A family’s mountain escape.
A ski house at heart providing both intimate family living and guest dwelling. This property close to Sunday River revealed a steeper incline than initially realized. Creative problem solving would result in a unique, sprawling, layered plan.
Well suited to fit 14 to 16 friends and family members but comfortable for one, the central part of the home is a shared living space with a dining room and large mudroom. The top floor was situated as the owner’s suite with one guest bedroom and bathroom. Downstairs, a large media room entertains a full house and two bunk rooms sleep six to eight guests each.
Simplicity when the day is done.
The client requested a sense of zen in the home, with a focus on clean, minimalist design.
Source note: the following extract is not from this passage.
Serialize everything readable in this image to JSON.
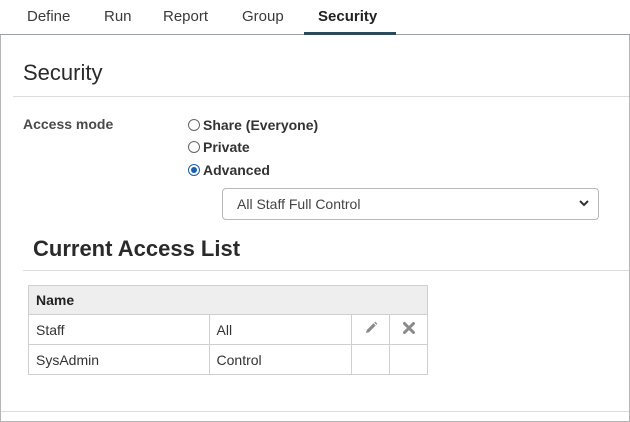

Limited trim and natural materials throughout make for a simple interior. White oak was chosen for both flooring and millwork, each with a unique stain to allow multiple tones to come through. The downstairs bunk rooms, which will see more traffic than other bedrooms, use reclaimed paneling and salvaged wood from Portland’s Architectural Salvage. In the bathrooms, a simple limestone with white oak creates a natural, calming ambiance.
Outside, the home sprawls along a hillside, overlooking Maine’s western landscape. Layers of outdoor space, including two patios and an upper deck, create ample opportunity for breathing room no matter how many are home. Stained eastern white cedar siding was left with a rough facade, showing texture that blends naturally against the landscape. The garage, left unstained, will weather to a silver-gray over time, a tone similar to the house.
David Morris, Bud Angst, Caleb Johnson